There is good reason to call attention to women’s vision. The Lancet Global Health Commission on Global Eye Health: Vision Beyond 2020, is an analysis of vision and eye health research done in the past 20 years. One of many findings was that women are at higher risk for vision impairment and blindness than men yet are less likely to receive treatment. The numbers showed that there are more women than men living with blindness, and moderate and severe vision impairment (MSVI) in all regions of the world. And projections suggest that the proportion of women with vision loss will increase.
The Society for Women’s Health Research (SWHR) shares statistics for the United States. Twenty-six percent more women than men over the age of 12 have uncorrected visual impairment due to refractive error.

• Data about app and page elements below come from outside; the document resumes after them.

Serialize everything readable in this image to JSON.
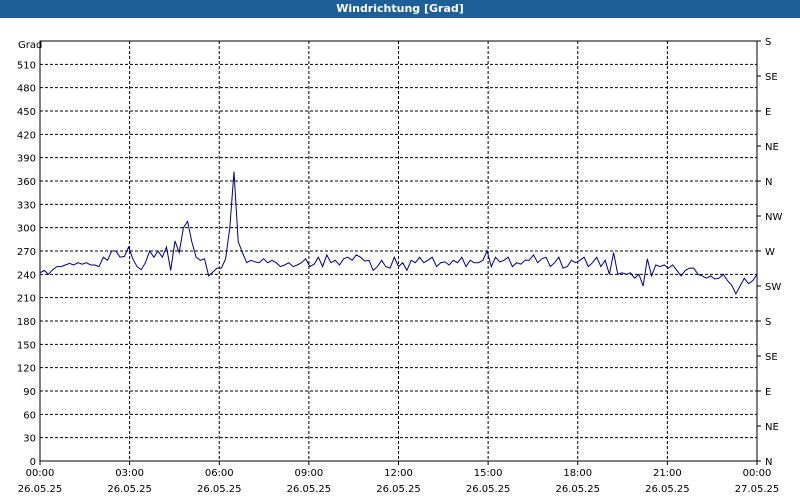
{
  "window": {
    "title": "Windrichtung [Grad]"
  },
  "colors": {
    "titlebar": "#1f5f98",
    "line": "#00008b",
    "grid": "#000000"
  },
  "chart_data": {
    "type": "line",
    "title": "Windrichtung [Grad]",
    "ylabel": "Grad",
    "ylim": [
      0,
      540
    ],
    "yticks": [
      0,
      30,
      60,
      90,
      120,
      150,
      180,
      210,
      240,
      270,
      300,
      330,
      360,
      390,
      420,
      450,
      480,
      510
    ],
    "right_axis_labels": [
      "N",
      "NE",
      "E",
      "SE",
      "S",
      "SW",
      "W",
      "NW",
      "N",
      "NE",
      "E",
      "SE",
      "S"
    ],
    "xlim": [
      "26.05.25 00:00",
      "27.05.25 00:00"
    ],
    "xticks": [
      {
        "time": "00:00",
        "date": "26.05.25"
      },
      {
        "time": "03:00",
        "date": "26.05.25"
      },
      {
        "time": "06:00",
        "date": "26.05.25"
      },
      {
        "time": "09:00",
        "date": "26.05.25"
      },
      {
        "time": "12:00",
        "date": "26.05.25"
      },
      {
        "time": "15:00",
        "date": "26.05.25"
      },
      {
        "time": "18:00",
        "date": "26.05.25"
      },
      {
        "time": "21:00",
        "date": "26.05.25"
      },
      {
        "time": "00:00",
        "date": "27.05.25"
      }
    ],
    "grid": true,
    "x_hours": [
      0,
      0.2,
      0.4,
      0.6,
      0.8,
      1,
      1.2,
      1.4,
      1.6,
      1.8,
      2,
      2.2,
      2.4,
      2.6,
      2.8,
      3,
      3.2,
      3.4,
      3.6,
      3.8,
      4,
      4.2,
      4.4,
      4.6,
      4.8,
      5,
      5.2,
      5.4,
      5.6,
      5.8,
      6,
      6.2,
      6.4,
      6.6,
      6.8,
      7,
      7.2,
      7.4,
      7.6,
      7.8,
      8,
      8.2,
      8.4,
      8.6,
      8.8,
      9,
      9.2,
      9.4,
      9.6,
      9.8,
      10,
      10.2,
      10.4,
      10.6,
      10.8,
      11,
      11.2,
      11.4,
      11.6,
      11.8,
      12,
      12.2,
      12.4,
      12.6,
      12.8,
      13,
      13.2,
      13.4,
      13.6,
      13.8,
      14,
      14.2,
      14.4,
      14.6,
      14.8,
      15,
      15.2,
      15.4,
      15.6,
      15.8,
      16,
      16.2,
      16.4,
      16.6,
      16.8,
      17,
      17.2,
      17.4,
      17.6,
      17.8,
      18,
      18.2,
      18.4,
      18.6,
      18.8,
      19,
      19.2,
      19.4,
      19.6,
      19.8,
      20,
      20.2,
      20.4,
      20.6,
      20.8,
      21,
      21.2,
      21.4,
      21.6,
      21.8,
      22,
      22.2,
      22.4,
      22.6,
      22.8,
      23,
      23.2,
      23.4,
      23.6,
      23.8,
      24
    ],
    "series": [
      {
        "values": [
          242,
          245,
          240,
          246,
          250,
          250,
          252,
          254,
          252,
          255,
          253,
          255,
          252,
          252,
          250,
          262,
          258,
          270,
          270,
          262,
          263,
          275,
          260,
          250,
          246,
          255,
          270,
          262,
          270,
          262,
          275,
          245,
          283,
          268,
          300,
          308,
          282,
          262,
          258,
          260,
          238,
          243,
          248,
          248,
          260,
          300,
          372,
          282,
          268,
          255,
          258,
          256,
          255,
          260,
          255,
          258,
          255,
          250,
          252,
          255,
          250,
          252,
          255,
          260,
          250,
          253,
          262,
          250,
          265,
          255,
          258,
          252,
          260,
          262,
          258,
          265,
          262,
          257,
          258,
          245,
          250,
          258,
          250,
          248,
          262,
          250,
          255,
          245,
          258,
          255,
          262,
          255,
          258,
          262,
          250,
          255,
          256,
          252,
          258,
          255,
          262,
          250,
          258,
          255,
          255,
          258,
          270,
          250,
          262,
          256,
          258,
          262,
          250,
          255,
          253,
          258,
          258,
          265,
          255,
          260,
          262,
          250,
          255,
          262,
          248,
          250,
          258,
          255,
          258,
          262,
          250,
          255,
          262,
          250,
          258,
          240,
          268,
          240,
          242,
          240,
          242,
          235,
          240,
          225,
          260,
          238,
          252,
          250,
          252,
          248,
          252,
          245,
          238,
          245,
          248,
          248,
          240,
          238,
          235,
          238,
          234,
          235,
          240,
          232,
          226,
          215,
          225,
          235,
          228,
          232,
          240
        ],
        "name": ""
      }
    ]
  }
}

Two times more women than men over the age of 50 have dry eye disease (influenced by hormonal changes during menopause). Sixty-five percent of individuals with age-related macular degeneration are women. Sixty-one percent of individuals with cataract are women. Sixty-seven percent of individuals with glaucoma are women. And thyroid eye disease (TED) is five to six times more common in women than men. What’s more, a Prevent Blindness survey revealed that most people were misinformed about women’s vision, and many individuals, especially women, were also unaware that there are gender-specific symptoms and risks associated with vision health.

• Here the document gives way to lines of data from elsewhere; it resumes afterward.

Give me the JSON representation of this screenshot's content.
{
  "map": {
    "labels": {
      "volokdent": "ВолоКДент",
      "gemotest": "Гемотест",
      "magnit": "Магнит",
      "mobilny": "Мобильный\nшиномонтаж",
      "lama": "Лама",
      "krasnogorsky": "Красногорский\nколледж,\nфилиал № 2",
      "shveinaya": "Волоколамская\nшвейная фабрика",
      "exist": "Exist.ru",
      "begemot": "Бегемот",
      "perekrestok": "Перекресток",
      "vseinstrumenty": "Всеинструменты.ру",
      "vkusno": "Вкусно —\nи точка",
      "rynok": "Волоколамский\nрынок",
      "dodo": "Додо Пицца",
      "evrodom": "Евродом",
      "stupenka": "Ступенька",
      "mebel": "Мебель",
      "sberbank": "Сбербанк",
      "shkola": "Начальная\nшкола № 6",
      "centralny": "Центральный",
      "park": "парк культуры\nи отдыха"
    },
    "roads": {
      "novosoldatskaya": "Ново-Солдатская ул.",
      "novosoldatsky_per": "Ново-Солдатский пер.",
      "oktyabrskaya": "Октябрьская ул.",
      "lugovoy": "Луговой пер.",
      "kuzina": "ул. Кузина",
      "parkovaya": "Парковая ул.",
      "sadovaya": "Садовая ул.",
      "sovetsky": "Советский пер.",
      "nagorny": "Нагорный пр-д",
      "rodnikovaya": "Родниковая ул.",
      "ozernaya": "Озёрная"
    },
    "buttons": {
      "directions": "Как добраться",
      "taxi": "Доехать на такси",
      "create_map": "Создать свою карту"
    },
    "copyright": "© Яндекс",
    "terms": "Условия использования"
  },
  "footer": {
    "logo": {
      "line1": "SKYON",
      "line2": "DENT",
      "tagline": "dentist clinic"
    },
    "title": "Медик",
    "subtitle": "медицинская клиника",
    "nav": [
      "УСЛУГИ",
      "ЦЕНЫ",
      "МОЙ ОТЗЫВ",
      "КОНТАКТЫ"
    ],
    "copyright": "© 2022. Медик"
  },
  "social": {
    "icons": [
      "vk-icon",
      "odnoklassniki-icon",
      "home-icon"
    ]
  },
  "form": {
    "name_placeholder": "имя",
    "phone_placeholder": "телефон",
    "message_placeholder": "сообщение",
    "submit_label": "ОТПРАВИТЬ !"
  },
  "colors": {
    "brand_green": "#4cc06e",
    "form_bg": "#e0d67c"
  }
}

Why the disparity? The Lancet cites women living longer than men as one reason, but worldwide, women have reduced access to eyecare and health care coverage. They also note that services often aim to deliver 50 percent of services to women to be equitable. However, when there are more women than men with vision loss, 50 percent doesn’t relate to the number of women in need of care. When we know that vision loss has a profound impact on overall health, well-being, social inclusion, education, quality of life and economy, and more than 90 percent of people with vision impairment have a preventable or treatable cause, the solution is to raise awareness of vision care inequality and take action.

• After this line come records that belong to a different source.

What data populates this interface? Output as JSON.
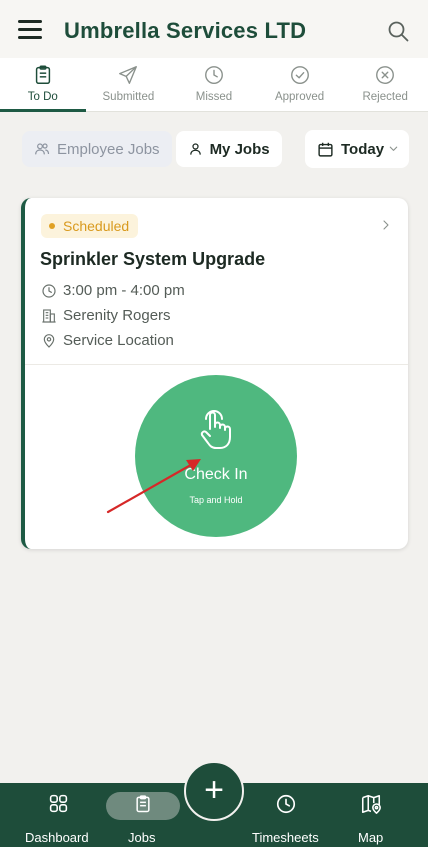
{
  "header": {
    "title": "Umbrella Services LTD"
  },
  "tabs": [
    {
      "label": "To Do",
      "icon": "clipboard-icon",
      "active": true
    },
    {
      "label": "Submitted",
      "icon": "paper-plane-icon",
      "active": false
    },
    {
      "label": "Missed",
      "icon": "clock-icon",
      "active": false
    },
    {
      "label": "Approved",
      "icon": "check-circle-icon",
      "active": false
    },
    {
      "label": "Rejected",
      "icon": "x-circle-icon",
      "active": false
    }
  ],
  "filters": {
    "employee_jobs": "Employee Jobs",
    "my_jobs": "My Jobs",
    "date": "Today"
  },
  "job": {
    "status": "Scheduled",
    "title": "Sprinkler System Upgrade",
    "time": "3:00 pm - 4:00 pm",
    "client": "Serenity Rogers",
    "location": "Service Location",
    "checkin_label": "Check In",
    "checkin_hint": "Tap and Hold"
  },
  "bottom_nav": [
    {
      "label": "Dashboard",
      "icon": "grid-icon"
    },
    {
      "label": "Jobs",
      "icon": "clipboard-icon",
      "active": true
    },
    {
      "label": "Timesheets",
      "icon": "clock-icon"
    },
    {
      "label": "Map",
      "icon": "map-pin-icon"
    }
  ],
  "colors": {
    "brand": "#1e4d3a",
    "accent_green": "#4fb87f",
    "status_scheduled": "#e0a124",
    "annotation_arrow": "#d62828"
  }
}
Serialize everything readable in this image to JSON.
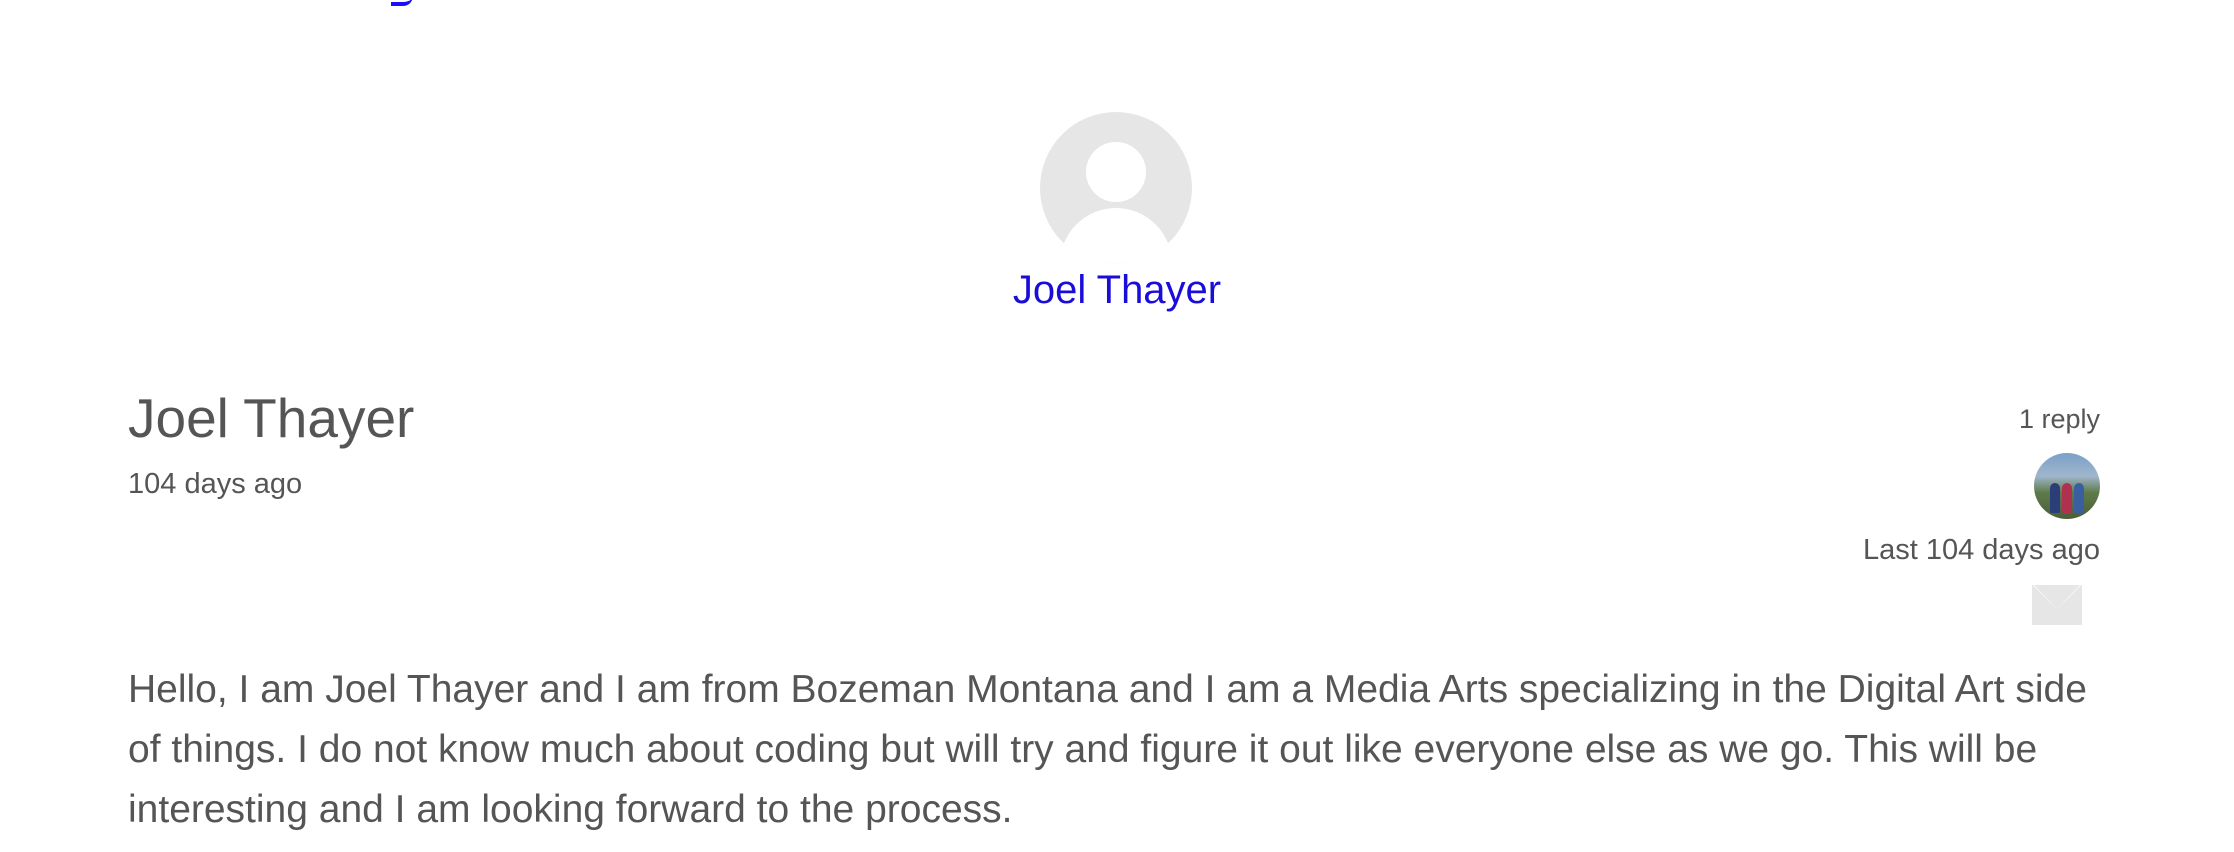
{
  "author": {
    "name": "Joel Thayer",
    "avatar_icon": "default-user-silhouette"
  },
  "post": {
    "title": "Joel Thayer",
    "time_ago": "104 days ago",
    "body": "Hello, I am Joel Thayer and I am from Bozeman Montana and I am a Media Arts specializing in the Digital Art side of things. I do not know much about coding but will try and figure it out like everyone else as we go. This will be interesting and I am looking forward to the process."
  },
  "replies": {
    "count_label": "1 reply",
    "last_label": "Last 104 days ago",
    "avatar_icon": "group-photo-avatar",
    "mail_icon": "mail-icon"
  },
  "colors": {
    "link": "#1a0dd9",
    "text": "#555555",
    "placeholder": "#e6e6e6"
  }
}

While improving women’s vision health care on a global level is daunting, we can begin in our own corner of the world. We can help women get one step ahead through education and information. Use social media to share tips to help women protect their vision. Host a vision care education event at your office, and perhaps tie it in with a trunk show. Use your imagination to get the word out and be the change.
• Linda Conlin
Pro to Pro Managing Editor